We aim to evaluate the Arabic version of HURT for clinical utility in primary care in Saudi Arabia.
HURT was translated according to the Global Campaign’s translation protocol. We assessed test-retest reliability in consecutive patients of four primary-care centres, who completed HURT at two visits 4-6 weeks apart while receiving usual care.
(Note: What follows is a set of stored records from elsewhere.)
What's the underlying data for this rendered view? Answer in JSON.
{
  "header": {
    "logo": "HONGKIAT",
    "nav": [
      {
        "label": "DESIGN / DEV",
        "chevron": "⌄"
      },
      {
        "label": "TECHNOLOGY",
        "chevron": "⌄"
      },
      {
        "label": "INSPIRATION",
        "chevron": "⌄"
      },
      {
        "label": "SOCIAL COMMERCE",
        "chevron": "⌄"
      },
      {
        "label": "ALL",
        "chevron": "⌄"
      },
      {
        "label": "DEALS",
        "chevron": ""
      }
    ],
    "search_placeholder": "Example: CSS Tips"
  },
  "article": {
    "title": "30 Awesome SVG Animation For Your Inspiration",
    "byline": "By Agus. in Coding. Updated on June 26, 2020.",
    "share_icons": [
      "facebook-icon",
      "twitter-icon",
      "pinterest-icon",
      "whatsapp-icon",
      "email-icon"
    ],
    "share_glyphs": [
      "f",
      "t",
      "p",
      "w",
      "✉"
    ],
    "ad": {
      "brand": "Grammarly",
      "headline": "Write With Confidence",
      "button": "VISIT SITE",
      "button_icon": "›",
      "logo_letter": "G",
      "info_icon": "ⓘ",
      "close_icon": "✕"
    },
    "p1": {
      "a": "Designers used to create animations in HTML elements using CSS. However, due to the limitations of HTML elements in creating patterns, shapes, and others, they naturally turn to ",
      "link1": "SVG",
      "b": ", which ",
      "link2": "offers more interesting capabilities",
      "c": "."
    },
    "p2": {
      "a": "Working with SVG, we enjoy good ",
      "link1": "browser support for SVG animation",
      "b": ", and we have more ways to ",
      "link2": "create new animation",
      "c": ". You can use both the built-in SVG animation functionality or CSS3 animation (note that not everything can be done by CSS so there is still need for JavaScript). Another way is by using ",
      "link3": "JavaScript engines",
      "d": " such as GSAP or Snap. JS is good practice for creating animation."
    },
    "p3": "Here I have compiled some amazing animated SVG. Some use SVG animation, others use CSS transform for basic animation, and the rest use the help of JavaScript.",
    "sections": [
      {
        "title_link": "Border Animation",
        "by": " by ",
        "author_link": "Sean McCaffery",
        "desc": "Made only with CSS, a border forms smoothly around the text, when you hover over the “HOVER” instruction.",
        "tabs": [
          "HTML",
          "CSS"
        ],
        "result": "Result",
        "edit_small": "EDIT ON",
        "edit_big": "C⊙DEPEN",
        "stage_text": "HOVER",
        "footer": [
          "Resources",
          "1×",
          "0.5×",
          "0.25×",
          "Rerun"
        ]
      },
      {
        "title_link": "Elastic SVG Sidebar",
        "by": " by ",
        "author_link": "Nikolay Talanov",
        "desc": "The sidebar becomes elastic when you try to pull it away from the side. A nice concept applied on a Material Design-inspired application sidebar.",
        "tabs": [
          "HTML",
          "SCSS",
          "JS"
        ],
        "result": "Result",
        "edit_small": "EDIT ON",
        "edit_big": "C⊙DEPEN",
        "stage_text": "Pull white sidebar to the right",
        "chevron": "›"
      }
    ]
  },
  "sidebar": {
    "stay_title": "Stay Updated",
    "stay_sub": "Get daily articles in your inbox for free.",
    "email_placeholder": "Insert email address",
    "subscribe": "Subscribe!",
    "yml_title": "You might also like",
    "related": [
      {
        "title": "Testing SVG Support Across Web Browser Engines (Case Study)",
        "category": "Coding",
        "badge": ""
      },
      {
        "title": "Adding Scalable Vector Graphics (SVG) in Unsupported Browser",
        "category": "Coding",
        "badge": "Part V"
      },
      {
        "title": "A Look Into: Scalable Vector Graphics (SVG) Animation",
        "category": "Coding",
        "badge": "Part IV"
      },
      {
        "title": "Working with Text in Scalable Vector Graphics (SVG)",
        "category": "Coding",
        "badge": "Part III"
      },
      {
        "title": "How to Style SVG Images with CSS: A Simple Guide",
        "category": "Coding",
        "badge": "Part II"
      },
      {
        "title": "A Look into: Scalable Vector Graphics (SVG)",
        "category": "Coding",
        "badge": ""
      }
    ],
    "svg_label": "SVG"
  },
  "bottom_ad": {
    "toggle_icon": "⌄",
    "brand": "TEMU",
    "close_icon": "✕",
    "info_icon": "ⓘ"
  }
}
We then provided training in headache management to the GPs practising in these centres, which were randomized in pairs to control (standard care) or intervention (care guided by implementation of HURT). We assessed responsiveness of HURT to clinical change by comparing base-line responses to HURT questions 1-6 with those at follow up. We assessed clinical utility by comparing outcomes between control and intervention pairs after 3 months, using locally-developed 5-point verbal-rating scales: the patient-satisfaction scale (PSS) and doctor-satisfaction scale (DSS).
For test-retest reliability in 40 patients, intra-class correlation coefficients were 0.66-0.78 for questions 1-4 and 0.90-0.93 for questions 5-7 (all P ≤ 0.001). For the dichotomous response to question 8, Kappa coefficient = 1 (P < 0.0001). Internal consistency was good (Cronbach’s alpha = 0.74). In 342 patients, HURT signalled clinical improvement over 3 months through statistically significant changes in responses to questions 1-6. PSS scores were higher among those in whom HURT recorded improvement, and also higher among those with less severe headache at baseline. Patients treated with guidance from HURT (n = 207) were more satisfied than controls (n = 135), but this did not quite reach statistical significance (P = 0.06).
The Arabic HURT Questionnaire is reliable and responsive to clinical change in Arabic-speaking headache patients in primary care. HURT showed clinical utility in this first assessment, conducted in parallel with studies elsewhere in other languages, but this needs further study. Other Arabic instruments are not available as standards for comparison.
Headache; Management; HURT questionnaire; Primary care; Reliability; Validation; Global campaign against headache